- [Your instructions]:
For the word "Search", find each line in the entries where it occurs and copy that line.

[Page and application data records]

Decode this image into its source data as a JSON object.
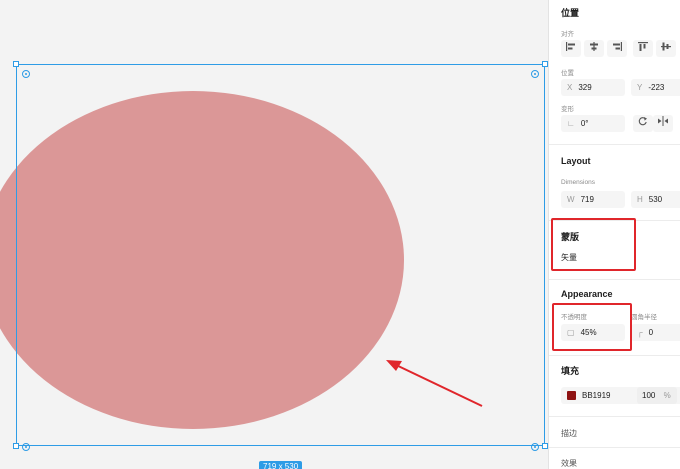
{
  "canvas": {
    "size_badge": "719 x 530",
    "fill_color": "#BB1919",
    "selection_color": "#2E9CE6"
  },
  "panel": {
    "position": {
      "title": "位置",
      "align_label": "对齐",
      "position_label": "位置",
      "x_prefix": "X",
      "x_value": "329",
      "y_prefix": "Y",
      "y_value": "-223",
      "transform_label": "变形",
      "rotation_value": "0°"
    },
    "layout": {
      "title": "Layout",
      "dimensions_label": "Dimensions",
      "w_prefix": "W",
      "w_value": "719",
      "h_prefix": "H",
      "h_value": "530"
    },
    "mask": {
      "title": "蒙版",
      "value": "矢量"
    },
    "appearance": {
      "title": "Appearance",
      "opacity_label": "不透明度",
      "opacity_value": "45%",
      "corner_label": "圆角半径",
      "corner_value": "0"
    },
    "fill": {
      "title": "填充",
      "hex": "BB1919",
      "opacity": "100",
      "unit": "%"
    },
    "stroke": {
      "title": "描边"
    },
    "effects": {
      "title": "效果"
    }
  }
}
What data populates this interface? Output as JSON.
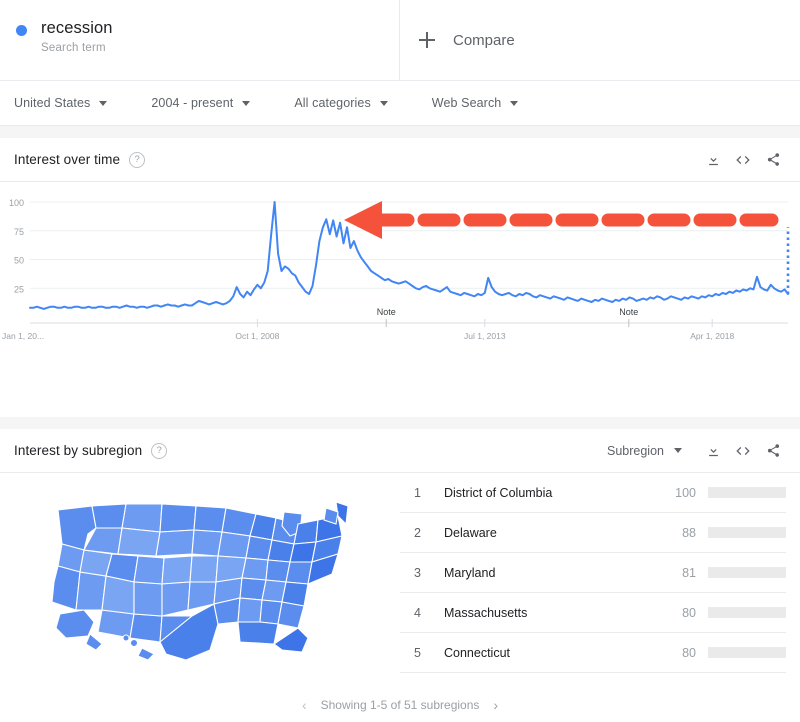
{
  "term": {
    "title": "recession",
    "subtitle": "Search term",
    "dot_color": "#4285f4"
  },
  "compare": {
    "label": "Compare",
    "icon": "plus-icon"
  },
  "filters": [
    {
      "label": "United States"
    },
    {
      "label": "2004 - present"
    },
    {
      "label": "All categories"
    },
    {
      "label": "Web Search"
    }
  ],
  "interest_over_time": {
    "title": "Interest over time",
    "help": "?",
    "actions": [
      {
        "icon": "download-icon"
      },
      {
        "icon": "embed-code-icon"
      },
      {
        "icon": "share-icon"
      }
    ]
  },
  "interest_by_subregion": {
    "title": "Interest by subregion",
    "help": "?",
    "selector": "Subregion",
    "actions": [
      {
        "icon": "download-icon"
      },
      {
        "icon": "embed-code-icon"
      },
      {
        "icon": "share-icon"
      }
    ],
    "rows": [
      {
        "rank": "1",
        "name": "District of Columbia",
        "value": "100",
        "pct": 100
      },
      {
        "rank": "2",
        "name": "Delaware",
        "value": "88",
        "pct": 88
      },
      {
        "rank": "3",
        "name": "Maryland",
        "value": "81",
        "pct": 81
      },
      {
        "rank": "4",
        "name": "Massachusetts",
        "value": "80",
        "pct": 80
      },
      {
        "rank": "5",
        "name": "Connecticut",
        "value": "80",
        "pct": 80
      }
    ],
    "pagination": {
      "text": "Showing 1-5 of 51 subregions",
      "prev": "‹",
      "next": "›"
    }
  },
  "annotation": {
    "type": "arrow",
    "color": "#f4523b",
    "direction": "left",
    "note_labels": [
      "Note",
      "Note"
    ]
  },
  "chart_data": {
    "type": "line",
    "title": "Interest over time",
    "xlabel": "",
    "ylabel": "",
    "ylim": [
      0,
      100
    ],
    "grid": true,
    "line_color": "#4285f4",
    "tick_labels_y": [
      "100",
      "75",
      "50",
      "25"
    ],
    "tick_values_y": [
      100,
      75,
      50,
      25
    ],
    "tick_labels_x": [
      "Jan 1, 20...",
      "Oct 1, 2008",
      "Jul 1, 2013",
      "Apr 1, 2018"
    ],
    "tick_positions_x": [
      0,
      0.3,
      0.6,
      0.9
    ],
    "notes": [
      {
        "label": "Note",
        "x": 0.47
      },
      {
        "label": "Note",
        "x": 0.79
      }
    ],
    "partial_data": {
      "from": 20,
      "to": 78,
      "style": "dotted",
      "color": "#4285f4"
    },
    "series": [
      {
        "name": "recession",
        "values": [
          8,
          8,
          9,
          8,
          7,
          8,
          9,
          9,
          8,
          8,
          9,
          8,
          8,
          9,
          9,
          8,
          8,
          9,
          8,
          8,
          9,
          9,
          8,
          8,
          9,
          9,
          8,
          9,
          10,
          9,
          9,
          8,
          9,
          9,
          8,
          9,
          10,
          10,
          9,
          10,
          11,
          10,
          10,
          9,
          10,
          11,
          10,
          10,
          12,
          14,
          13,
          12,
          11,
          12,
          13,
          12,
          11,
          12,
          14,
          18,
          26,
          20,
          17,
          22,
          19,
          24,
          28,
          25,
          30,
          40,
          72,
          100,
          55,
          40,
          44,
          42,
          38,
          36,
          30,
          26,
          22,
          20,
          27,
          45,
          66,
          78,
          85,
          72,
          84,
          70,
          82,
          64,
          78,
          60,
          66,
          58,
          52,
          48,
          44,
          40,
          38,
          36,
          34,
          32,
          33,
          31,
          30,
          29,
          30,
          31,
          29,
          27,
          25,
          24,
          26,
          27,
          25,
          24,
          23,
          22,
          24,
          26,
          22,
          21,
          20,
          19,
          21,
          20,
          19,
          18,
          20,
          19,
          21,
          34,
          26,
          22,
          20,
          19,
          20,
          21,
          19,
          18,
          20,
          19,
          21,
          20,
          18,
          17,
          19,
          18,
          17,
          16,
          18,
          17,
          16,
          15,
          17,
          16,
          15,
          14,
          16,
          15,
          14,
          13,
          15,
          14,
          16,
          15,
          14,
          13,
          15,
          14,
          16,
          15,
          17,
          16,
          14,
          15,
          16,
          15,
          17,
          16,
          18,
          17,
          15,
          16,
          18,
          17,
          16,
          15,
          17,
          16,
          18,
          17,
          16,
          18,
          17,
          19,
          18,
          20,
          19,
          21,
          20,
          22,
          21,
          23,
          22,
          24,
          23,
          25,
          24,
          35,
          26,
          24,
          23,
          28,
          25,
          23,
          22,
          24,
          20
        ]
      }
    ]
  }
}
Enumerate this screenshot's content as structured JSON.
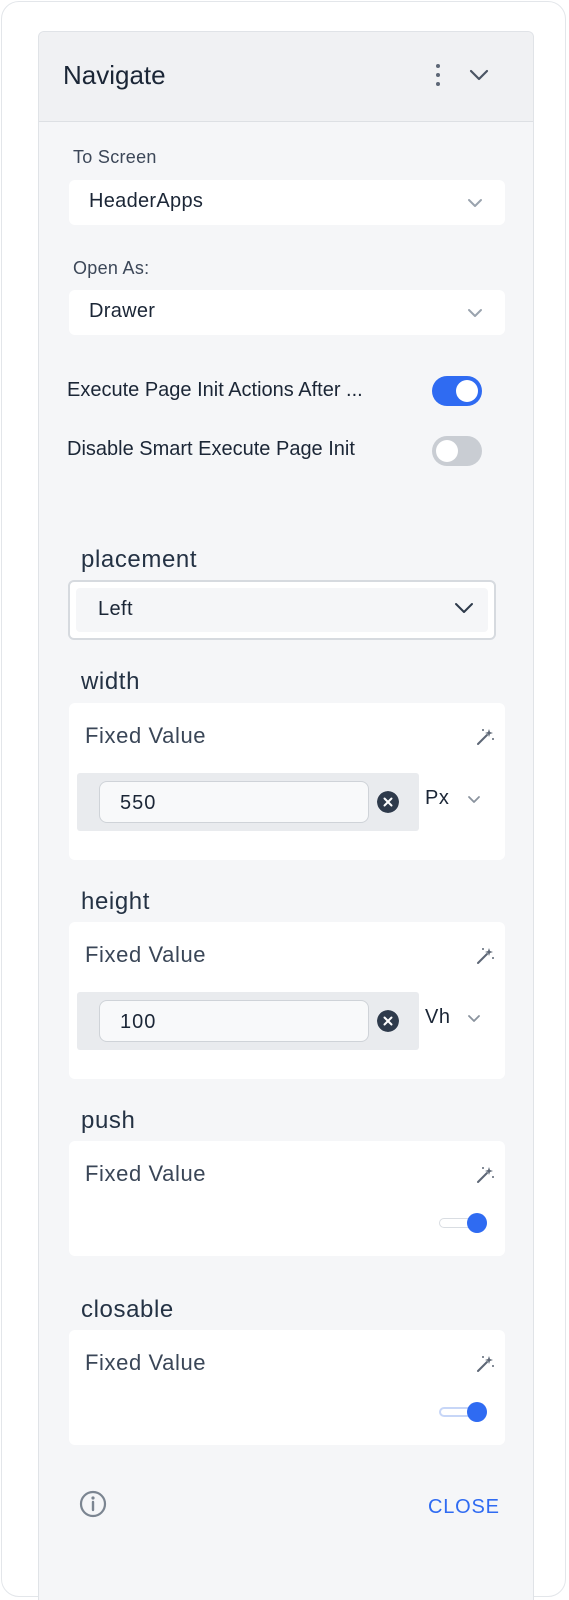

- [Task answer]:
    "subtitle": "Search term",
      "label": "Web Search"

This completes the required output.